After years of waiting, Ethereum has finally made a significant upgrade to the network, which is titled by some as the ‘Merge.’ The upgrade will completely transform how the Ethereum blockchain secures the network, mints new tokens, and verifies its transactions.
It’s known as proof-of-stake, and the method effectively cuts down Ethereum’s energy use by a whopping 99 percent. This comes as great news because for years, a major critique of cryptocurrency has been the energy that the mining process consumes.
Bitcoin Not Likely To Upgrade to Proof-of-Stake
While the second biggest crypto has made the leap, it’s not likely that top ranking cryptocurrency, Bitcoin, will follow in its footsteps. In fact, it seems as though Bitcoin will stick to the current method, which is proof-of-work.
The method involves using advanced computers to guess on the right number, which will verify a transaction and create a new token in the process. This is how the Bitcoin blockchain mines new coins.
Currently, guessing the right number takes computers more than a hundred sextillion tries. That’s one thousand million million million, or 1,000,000,000,000,000,000,000 tries.
By having miners do so much work, the network remains secure. That’s because it’s almost impossible for hackers to gain the necessary computing power to control the system.
Of course, this comes at a cost, as research indicates that Bitcoin mining used 75.4 terawatt hours of electric power in 2020. That’s more than all of Portugal or Austria.
Ethereum Network Swaps Out Miners For Validators
Although the Ethereum network previously used the proof-of-work system, it recently switched out its miners to introduce validators.
Rather than participating in a massive guessing game that involves significant amounts of computational power, validators will verify new transactions. By doing so, they will earn Ethereum tokens as a reward.
Of course, that brings the question of security and how the network will remain safe from bad actors. The new system maintains integrity by having validators make a security deposit. This way, they’re staking a specific number of Ethereum tokens to the network.
So if a validator tries to hack into the network, their deposit will be eliminated. Proponents of Ethereum explain that such a penalty will prevent validators from acting maliciously.
Bitcoin’s Energy Use Creates Problems for The Network
While Bitcoin fans prefer proof-of-work as a more secure option, the significant energy costs amid the global climate crisis is creating problems for the network.

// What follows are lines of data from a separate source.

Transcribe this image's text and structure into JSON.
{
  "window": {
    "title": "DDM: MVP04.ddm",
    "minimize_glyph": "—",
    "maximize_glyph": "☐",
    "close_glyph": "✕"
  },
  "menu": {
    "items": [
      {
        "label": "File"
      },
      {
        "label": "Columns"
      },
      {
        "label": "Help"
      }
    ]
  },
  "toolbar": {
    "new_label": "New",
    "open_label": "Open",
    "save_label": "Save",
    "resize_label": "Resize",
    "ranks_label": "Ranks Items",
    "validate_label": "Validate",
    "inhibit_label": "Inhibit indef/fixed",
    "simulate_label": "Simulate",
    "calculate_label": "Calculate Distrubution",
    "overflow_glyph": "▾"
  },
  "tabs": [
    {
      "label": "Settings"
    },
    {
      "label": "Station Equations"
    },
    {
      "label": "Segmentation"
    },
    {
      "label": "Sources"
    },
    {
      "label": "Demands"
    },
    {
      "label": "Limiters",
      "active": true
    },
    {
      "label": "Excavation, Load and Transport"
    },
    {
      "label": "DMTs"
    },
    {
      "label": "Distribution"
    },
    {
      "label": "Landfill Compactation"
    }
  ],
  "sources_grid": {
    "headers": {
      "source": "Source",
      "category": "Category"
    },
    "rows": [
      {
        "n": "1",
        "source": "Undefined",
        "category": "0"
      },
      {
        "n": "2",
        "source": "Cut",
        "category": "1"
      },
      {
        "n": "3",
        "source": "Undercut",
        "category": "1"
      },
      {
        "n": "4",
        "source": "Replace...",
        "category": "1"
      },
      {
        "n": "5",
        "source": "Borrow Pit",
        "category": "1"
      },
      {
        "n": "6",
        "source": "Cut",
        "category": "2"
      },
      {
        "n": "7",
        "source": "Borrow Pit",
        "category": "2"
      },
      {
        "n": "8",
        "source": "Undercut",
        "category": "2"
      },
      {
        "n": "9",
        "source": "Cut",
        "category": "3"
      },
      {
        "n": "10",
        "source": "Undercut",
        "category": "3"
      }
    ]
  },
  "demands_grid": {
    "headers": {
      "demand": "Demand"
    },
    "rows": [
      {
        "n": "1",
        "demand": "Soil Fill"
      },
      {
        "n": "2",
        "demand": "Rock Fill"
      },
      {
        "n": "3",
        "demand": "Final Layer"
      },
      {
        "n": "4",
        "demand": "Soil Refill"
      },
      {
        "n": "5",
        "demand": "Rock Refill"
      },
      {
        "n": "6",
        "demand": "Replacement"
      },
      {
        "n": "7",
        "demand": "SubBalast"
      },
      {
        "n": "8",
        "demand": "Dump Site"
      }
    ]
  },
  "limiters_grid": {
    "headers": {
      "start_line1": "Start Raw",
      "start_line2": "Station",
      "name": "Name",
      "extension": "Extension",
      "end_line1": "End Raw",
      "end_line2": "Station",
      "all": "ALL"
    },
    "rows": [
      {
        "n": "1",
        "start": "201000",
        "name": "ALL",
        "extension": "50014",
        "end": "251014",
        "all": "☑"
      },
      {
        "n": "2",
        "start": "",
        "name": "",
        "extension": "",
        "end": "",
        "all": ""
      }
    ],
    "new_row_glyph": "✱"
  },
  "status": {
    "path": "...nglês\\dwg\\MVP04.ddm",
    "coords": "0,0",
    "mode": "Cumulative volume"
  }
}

As a way to tackle this issue, some Bitcoin miners are making the switch to renewable energy to power their computers and data centers.
Meanwhile, others are claiming that the network’s use of energy is an asset, because it will help in investing in the country’s outdated energy grid.